The power of Disrupt was clear.
For a week and particularly on the three days of the actual expo, we used non-violent direct action in a festival of resistance. This massive arms expo was disturbed and disrupted, including when the fortress that was made of the exhibition centre was breached by twenty activists who stormed the displays, climbed on top of tanks, including one brave one who locked on to the tank.
We disrupted Land Forces! According to the Land Forces official press release at the end of the expo ‘The protesters’ noisy antics and offensive conduct failed to deter industry from conducting one of the largest single industry engagement events anywhere in the world since the onset of the COVID pandemic’.
Why then did it even get mentioned? The truth is, they were rattled.
Last Thursday, despite the rain, we persisted, we danced, we sang, we roared.
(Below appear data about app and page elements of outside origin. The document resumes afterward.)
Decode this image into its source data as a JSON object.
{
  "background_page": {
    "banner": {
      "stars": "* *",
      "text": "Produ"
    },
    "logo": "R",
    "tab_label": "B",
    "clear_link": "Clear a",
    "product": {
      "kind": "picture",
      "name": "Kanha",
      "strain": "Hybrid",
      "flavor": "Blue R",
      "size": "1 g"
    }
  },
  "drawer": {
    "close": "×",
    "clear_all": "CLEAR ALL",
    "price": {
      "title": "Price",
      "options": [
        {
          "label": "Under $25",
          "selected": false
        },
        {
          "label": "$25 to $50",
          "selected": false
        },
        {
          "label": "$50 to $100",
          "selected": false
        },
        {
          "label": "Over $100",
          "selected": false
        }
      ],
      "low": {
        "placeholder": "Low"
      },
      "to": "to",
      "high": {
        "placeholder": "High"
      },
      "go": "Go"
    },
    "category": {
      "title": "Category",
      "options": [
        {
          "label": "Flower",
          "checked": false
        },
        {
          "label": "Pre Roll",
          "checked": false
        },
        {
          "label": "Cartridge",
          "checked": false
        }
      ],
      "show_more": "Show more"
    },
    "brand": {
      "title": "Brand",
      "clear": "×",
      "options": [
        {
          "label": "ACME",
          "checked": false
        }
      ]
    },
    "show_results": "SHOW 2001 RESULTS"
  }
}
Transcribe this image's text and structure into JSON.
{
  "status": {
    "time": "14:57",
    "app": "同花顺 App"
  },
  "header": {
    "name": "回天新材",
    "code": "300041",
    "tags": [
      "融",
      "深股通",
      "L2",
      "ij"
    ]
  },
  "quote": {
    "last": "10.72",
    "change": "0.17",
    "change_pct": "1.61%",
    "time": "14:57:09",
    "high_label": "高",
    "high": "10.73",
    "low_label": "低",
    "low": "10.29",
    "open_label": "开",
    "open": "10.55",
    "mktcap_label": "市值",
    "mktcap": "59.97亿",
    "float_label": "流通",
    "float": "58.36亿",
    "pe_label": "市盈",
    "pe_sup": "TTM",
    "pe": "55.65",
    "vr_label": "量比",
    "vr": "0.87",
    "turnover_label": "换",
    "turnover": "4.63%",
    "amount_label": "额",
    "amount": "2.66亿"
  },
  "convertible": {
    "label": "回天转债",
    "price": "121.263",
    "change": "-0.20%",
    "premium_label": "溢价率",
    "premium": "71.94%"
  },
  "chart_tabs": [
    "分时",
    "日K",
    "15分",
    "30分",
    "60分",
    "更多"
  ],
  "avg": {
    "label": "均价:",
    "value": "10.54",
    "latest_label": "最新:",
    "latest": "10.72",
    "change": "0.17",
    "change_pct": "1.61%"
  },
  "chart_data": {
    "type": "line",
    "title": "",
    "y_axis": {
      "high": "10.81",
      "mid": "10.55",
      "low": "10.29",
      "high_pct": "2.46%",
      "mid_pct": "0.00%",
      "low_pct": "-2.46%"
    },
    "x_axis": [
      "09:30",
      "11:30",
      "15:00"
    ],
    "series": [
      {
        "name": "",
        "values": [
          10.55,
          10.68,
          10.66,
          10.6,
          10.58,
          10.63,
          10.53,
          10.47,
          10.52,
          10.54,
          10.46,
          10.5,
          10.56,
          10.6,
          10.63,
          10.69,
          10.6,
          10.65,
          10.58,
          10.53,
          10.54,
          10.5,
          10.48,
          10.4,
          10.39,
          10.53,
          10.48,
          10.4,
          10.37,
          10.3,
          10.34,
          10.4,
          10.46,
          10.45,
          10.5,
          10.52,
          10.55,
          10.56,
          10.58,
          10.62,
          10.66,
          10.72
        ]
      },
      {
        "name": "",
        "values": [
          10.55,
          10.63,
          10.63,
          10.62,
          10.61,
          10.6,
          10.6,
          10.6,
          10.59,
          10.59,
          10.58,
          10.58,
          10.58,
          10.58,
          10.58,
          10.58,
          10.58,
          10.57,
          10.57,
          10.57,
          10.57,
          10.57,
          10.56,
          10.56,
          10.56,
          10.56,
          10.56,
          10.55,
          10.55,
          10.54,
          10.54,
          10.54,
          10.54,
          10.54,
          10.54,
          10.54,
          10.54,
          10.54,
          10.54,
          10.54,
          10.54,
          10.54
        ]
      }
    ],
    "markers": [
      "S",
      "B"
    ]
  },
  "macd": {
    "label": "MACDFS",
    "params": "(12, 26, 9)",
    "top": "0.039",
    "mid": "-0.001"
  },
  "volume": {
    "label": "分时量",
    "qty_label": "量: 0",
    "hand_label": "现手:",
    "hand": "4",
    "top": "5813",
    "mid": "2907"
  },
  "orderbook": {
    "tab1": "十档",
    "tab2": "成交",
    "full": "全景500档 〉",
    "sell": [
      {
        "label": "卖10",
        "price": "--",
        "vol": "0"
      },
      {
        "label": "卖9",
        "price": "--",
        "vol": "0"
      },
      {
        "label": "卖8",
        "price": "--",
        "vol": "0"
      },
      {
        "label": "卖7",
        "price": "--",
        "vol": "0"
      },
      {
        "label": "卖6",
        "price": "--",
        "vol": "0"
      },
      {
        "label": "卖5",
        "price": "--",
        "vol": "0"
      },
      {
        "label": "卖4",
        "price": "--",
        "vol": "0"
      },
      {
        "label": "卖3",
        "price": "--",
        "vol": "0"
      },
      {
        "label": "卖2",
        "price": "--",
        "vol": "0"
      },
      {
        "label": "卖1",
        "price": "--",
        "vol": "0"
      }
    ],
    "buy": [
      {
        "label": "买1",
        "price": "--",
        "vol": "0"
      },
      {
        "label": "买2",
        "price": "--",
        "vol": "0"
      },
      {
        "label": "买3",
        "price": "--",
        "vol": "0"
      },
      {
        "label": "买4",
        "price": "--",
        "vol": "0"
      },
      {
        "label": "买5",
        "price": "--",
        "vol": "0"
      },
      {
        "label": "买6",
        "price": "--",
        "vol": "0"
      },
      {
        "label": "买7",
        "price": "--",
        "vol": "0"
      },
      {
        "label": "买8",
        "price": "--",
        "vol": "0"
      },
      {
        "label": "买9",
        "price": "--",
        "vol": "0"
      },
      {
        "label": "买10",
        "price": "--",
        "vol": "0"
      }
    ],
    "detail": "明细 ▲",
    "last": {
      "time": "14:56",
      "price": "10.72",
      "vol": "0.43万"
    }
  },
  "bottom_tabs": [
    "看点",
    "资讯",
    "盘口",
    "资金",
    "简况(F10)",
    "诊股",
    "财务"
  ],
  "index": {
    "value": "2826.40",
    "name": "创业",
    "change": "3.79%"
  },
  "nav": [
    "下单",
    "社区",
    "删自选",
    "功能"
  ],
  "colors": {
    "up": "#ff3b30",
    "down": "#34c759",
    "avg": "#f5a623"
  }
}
We were angry, we lamented, we told the truth, we faced up to the arms dealers and the dealers in death.
We won with spirit, and camaraderie. We disrupted because our friends are dying and being terrorised.This shows the power of real human connection, because as a people’s movement we are also connected to the earth. We are connected across time to the truths of our history, across space to the suffering of people around the world and to movements of resistance and revolution.
Keep in touch with this ongoing work to disrupt the weapons industry – identifying specific targets with tactics that work using non-violent direct action – check out what is happening at wagepeace.org.